Workplaces cope with the president’s dizzying start
Managers in many workplaces, watching their employees distracted by the political tensions of the 2016 campaign, probably thought they’d breathe a sigh of relief once the brutal and divisive election came to a close. People would refocus on their jobs, divisions between workers would quiet down, and the news cycle would settle into a manageable pace that didn’t fill employees’ desktop screens and mobile phones with the latest social media outrage every few minutes.
But nearly three months later, many are still holding their breath. Instead, human resources consultants say, the onslaught of headlines, tweets and executive orders that have characterized President Trump’s chaotic first
two weeks have kept politics center stage in many workplaces. As employees — supporters or detractors — digest the latest Trump tweet or the world responds to the newest controversial order from the president, the rapid-fire style of Trump’s first few days has become a constant and, some say, distracting workplace presence.
One human resources consultant compared the deluge of headlines and the constant access many workers have to social media, news alerts and confirmation-hearing videos on their screens to the distractions that sporting events such as March Madness can bring to working hours.

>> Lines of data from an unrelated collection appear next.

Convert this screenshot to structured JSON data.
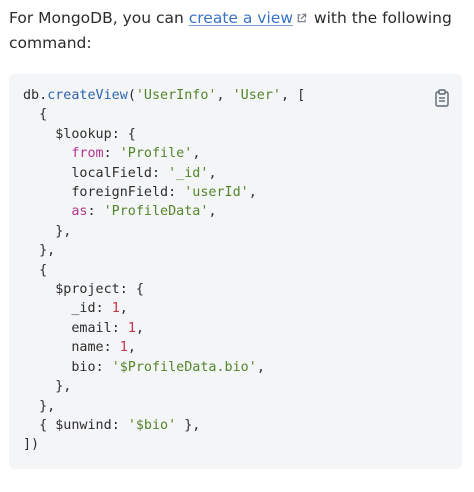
{
  "intro": {
    "before_link": "For MongoDB, you can ",
    "link_text": "create a view",
    "after_link": " with the following command:"
  },
  "icons": {
    "external_link": "external-link-icon",
    "copy": "clipboard-icon"
  },
  "colors": {
    "link": "#3a72c4",
    "code_background": "#f4f5f7",
    "string": "#53862a",
    "number": "#c8324a",
    "keyword": "#b3368f",
    "function": "#2f63b0"
  },
  "code": {
    "db": "db",
    "method": "createView",
    "view_name": "'UserInfo'",
    "source_collection": "'User'",
    "lookup_stage": "$lookup",
    "from_key": "from",
    "from_value": "'Profile'",
    "local_field_key": "localField",
    "local_field_value": "'_id'",
    "foreign_field_key": "foreignField",
    "foreign_field_value": "'userId'",
    "as_key": "as",
    "as_value": "'ProfileData'",
    "project_stage": "$project",
    "id_key": "_id",
    "id_value": "1",
    "email_key": "email",
    "email_value": "1",
    "name_key": "name",
    "name_value": "1",
    "bio_key": "bio",
    "bio_value": "'$ProfileData.bio'",
    "unwind_stage": "$unwind",
    "unwind_value": "'$bio'"
  }
}
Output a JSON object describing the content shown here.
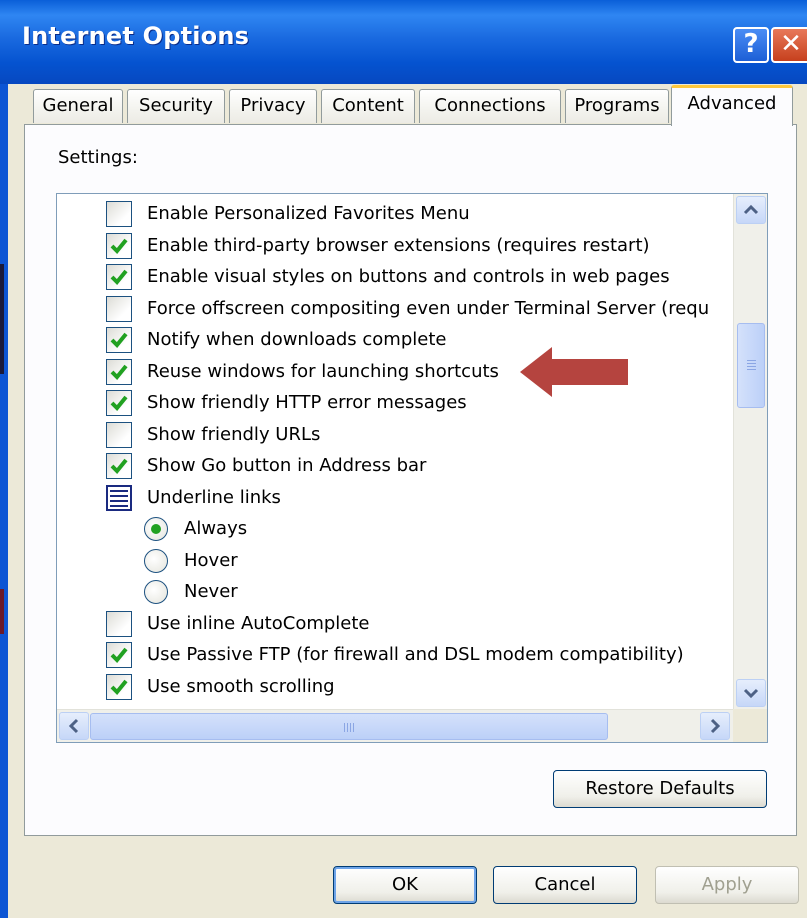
{
  "window": {
    "title": "Internet Options",
    "help_glyph": "?",
    "close_glyph": "✕"
  },
  "tabs": [
    {
      "label": "General"
    },
    {
      "label": "Security"
    },
    {
      "label": "Privacy"
    },
    {
      "label": "Content"
    },
    {
      "label": "Connections"
    },
    {
      "label": "Programs"
    },
    {
      "label": "Advanced",
      "active": true
    }
  ],
  "settings_label": "Settings:",
  "settings": [
    {
      "type": "checkbox",
      "checked": false,
      "label": "Enable Personalized Favorites Menu"
    },
    {
      "type": "checkbox",
      "checked": true,
      "label": "Enable third-party browser extensions (requires restart)"
    },
    {
      "type": "checkbox",
      "checked": true,
      "label": "Enable visual styles on buttons and controls in web pages"
    },
    {
      "type": "checkbox",
      "checked": false,
      "label": "Force offscreen compositing even under Terminal Server (requ"
    },
    {
      "type": "checkbox",
      "checked": true,
      "label": "Notify when downloads complete"
    },
    {
      "type": "checkbox",
      "checked": true,
      "label": "Reuse windows for launching shortcuts"
    },
    {
      "type": "checkbox",
      "checked": true,
      "label": "Show friendly HTTP error messages"
    },
    {
      "type": "checkbox",
      "checked": false,
      "label": "Show friendly URLs"
    },
    {
      "type": "checkbox",
      "checked": true,
      "label": "Show Go button in Address bar"
    },
    {
      "type": "group",
      "label": "Underline links"
    },
    {
      "type": "radio",
      "selected": true,
      "label": "Always"
    },
    {
      "type": "radio",
      "selected": false,
      "label": "Hover"
    },
    {
      "type": "radio",
      "selected": false,
      "label": "Never"
    },
    {
      "type": "checkbox",
      "checked": false,
      "label": "Use inline AutoComplete"
    },
    {
      "type": "checkbox",
      "checked": true,
      "label": "Use Passive FTP (for firewall and DSL modem compatibility)"
    },
    {
      "type": "checkbox",
      "checked": true,
      "label": "Use smooth scrolling"
    }
  ],
  "buttons": {
    "restore_defaults": "Restore Defaults",
    "ok": "OK",
    "cancel": "Cancel",
    "apply": "Apply"
  },
  "colors": {
    "titlebar": "#0553d0",
    "check": "#21a121",
    "annotation_arrow": "#b5443f",
    "active_tab_highlight": "#ffc83c"
  }
}
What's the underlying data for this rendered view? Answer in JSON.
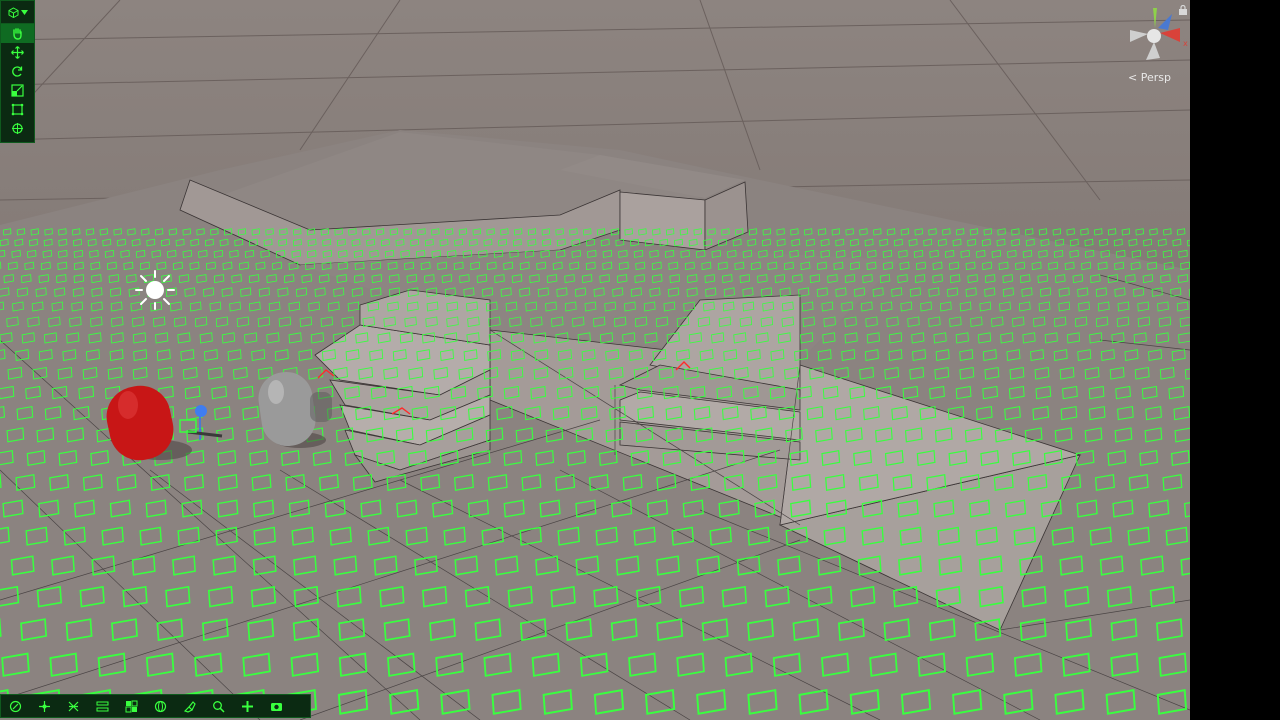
{
  "scene_view": {
    "projection_label": "< Persp",
    "ground_color": "#7a706d",
    "highlight_color": "#39ff3f",
    "selection_color": "#ff2a2a",
    "objects": [
      {
        "name": "red-capsule",
        "color": "#c81616"
      },
      {
        "name": "gray-capsule",
        "color": "#9a9a9a"
      },
      {
        "name": "directional-light-icon",
        "color": "#ffffff"
      }
    ]
  },
  "tool_strip": {
    "header_icons": [
      "cube-icon",
      "chevron-down-icon"
    ],
    "tools": [
      "hand-tool-icon",
      "move-tool-icon",
      "rotate-tool-icon",
      "scale-tool-icon",
      "rect-tool-icon",
      "transform-tool-icon"
    ]
  },
  "bottom_strip": {
    "tools": [
      "pivot-icon",
      "move-snap-icon",
      "grid-icon",
      "layers-icon",
      "tile-icon",
      "globe-icon",
      "paint-icon",
      "search-icon",
      "add-icon",
      "camera-icon"
    ]
  },
  "gizmo": {
    "axis_colors": {
      "x": "#d9423a",
      "y": "#8ed24a",
      "z": "#4a79d2"
    },
    "lock_icon": "lock-icon"
  }
}
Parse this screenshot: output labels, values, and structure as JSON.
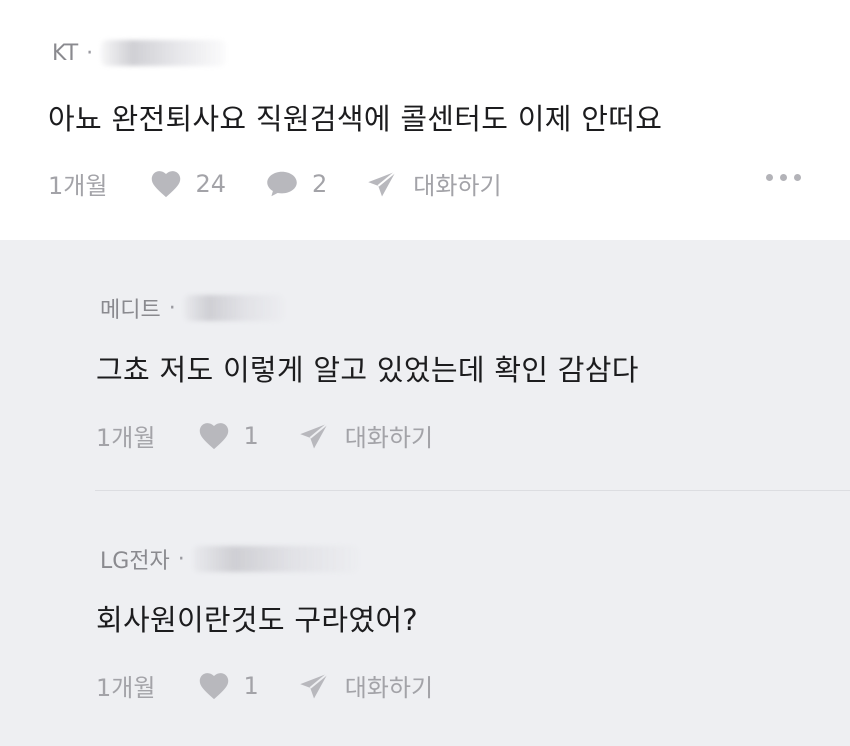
{
  "main_comment": {
    "company": "KT",
    "separator": "·",
    "body": "아뇨 완전퇴사요 직원검색에 콜센터도 이제 안떠요",
    "time": "1개월",
    "likes": "24",
    "replies": "2",
    "reply_label": "대화하기"
  },
  "replies": [
    {
      "company": "메디트",
      "separator": "·",
      "body": "그쵸 저도 이렇게 알고 있었는데 확인 감삼다",
      "time": "1개월",
      "likes": "1",
      "reply_label": "대화하기"
    },
    {
      "company": "LG전자",
      "separator": "·",
      "body": "회사원이란것도 구라였어?",
      "time": "1개월",
      "likes": "1",
      "reply_label": "대화하기"
    }
  ],
  "icons": {
    "like": "heart-icon",
    "comment": "speech-bubble-icon",
    "send": "paper-plane-icon",
    "more": "more-horizontal-icon"
  },
  "colors": {
    "reply_background": "#eeeff2",
    "icon_gray": "#b8b8bd",
    "meta_gray": "#8a8a8f"
  }
}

“People are riveted,” said Jeanne Meister, a consultant who works with human resources managers from Fortune 500 companies. “But unlike March Madness, this affects our lives. This affects our children’s lives.” She said some clients have observed “their employees are being engulfed in it. They thought it would stop with the election. But people are still obsessed and talking about it and getting upset about it.”
The turbulent days after Trump’s inauguration — which played out on screens across workers’ computers on a Friday — have included executive orders or memorandums about border walls, government hiring freezes and withdrawal from the Trans- Pacific Partnership.
Controversy after controversy has erupted from the president’s Twitter feed, from an obsession over crowd size at his inauguration to claims of massive voter fraud, made without any evidence. A temporary ban issued Jan. 27 on the entry of visitors, migrants and refugees from seven predominantly Muslim countries resulted in a weekend of protests and confusion at airports. By Monday morning, many tech workers woke up to their bosses issuing statements to reassure workers of their commitment to diversity or to outright oppose the ban.
While the level of anxiety, applause or preoccupation depends widely on the type of workplace — blue collar or professional, rightor left-leaning, made up of desk jockeys or assembly line workers — many human resources consultants say the flood of change and news is taking up much more of workers’ energy and focus than in past presidential transitions.
Michael Letizia, a human resources consultant in Stockton, Calif., said that since Trump’s inauguration, “I’ve had way more calls from my clients about what to do about cellphones in the workplace. There’s so much happening so quickly, and these alerts and tweets are coming out four, five, even six times a day.”
Letizia said a hospital client recently added a television tuned to CNN in a break room so employees can “feel they have access to what’s happening.”
After the travel ban, some companies acknowledged the unease employees were feeling. In a letter to workers last Sunday, Starbucks chief executive Howard Schultz wrote, “I am hearing the alarm you all are sounding that the civility and human rights we have all taken for granted for so long are under attack.” Tim Ryan, U.S. chairman of PricewaterhouseCoopers, wrote that some employees “have also written simply to share their fear, concern and desire to help those who need help.”
Technology workplaces, in particular, have been focused on the travel ban. Aaron Levie, CEO of Redwood City, Calif.-based Box, who has spoken out against the ban, told The Washington Post in an interview that “this is an active and ongoing issue. This is a major topic of discussion in our office.”
An official with another major technology firm, who spoke on the condition of anonymity in order to be candid, said that on Monday, “productivity was next to zero” after Trump’s travel order. “People are not just concerned about the future of their jobs. They’re concerned about the future of their country. It’s a very difficult environment under which you’re expected to produce creative and innovative ideas. It is a constant, constant topic.”
Some employers say their workers are paying heavy attention to the onslaught, and that it isn’t helping the mood, even if they aren’t yet seeing signs that it’s hurting productivity. Adam Ochstein, CEO of StratEx, a software company in Chicago, says most of his employees — many of which are younger and lean Democratic — have two monitors at their desktop. He often sees one of them tuned to CNN or Cabinet hearings.
“I don’t know if it’s the fact that Chicago has had a nine-day streak with no sun,” he said Wednesday, “or if we’ve got tired folks staring at Twitter and CNN. But there seems to be a mood and a sentiment that’s grayer, and heavier.”
Ben Dattner, an organizational psychologist based in New York, said that the advice he usually gives leaders during times of change or crisis doesn’t apply now. He typically advises having leaders say, “Here’s what we know, here’s what we don’t know.” But “in the current situation, it’s hard to say that.”
In New Castle, Del., Joanne Lee, vice president of human resources at beverage distributor N.K.S. Distributors, said workers at her 130person company are split down the middle, politically.
“I think people are just sitting on the edge of their seat, hoping it doesn’t cause a big disruption,” she said. “There was a lot of chatter before the election. Now I think people just want peace.”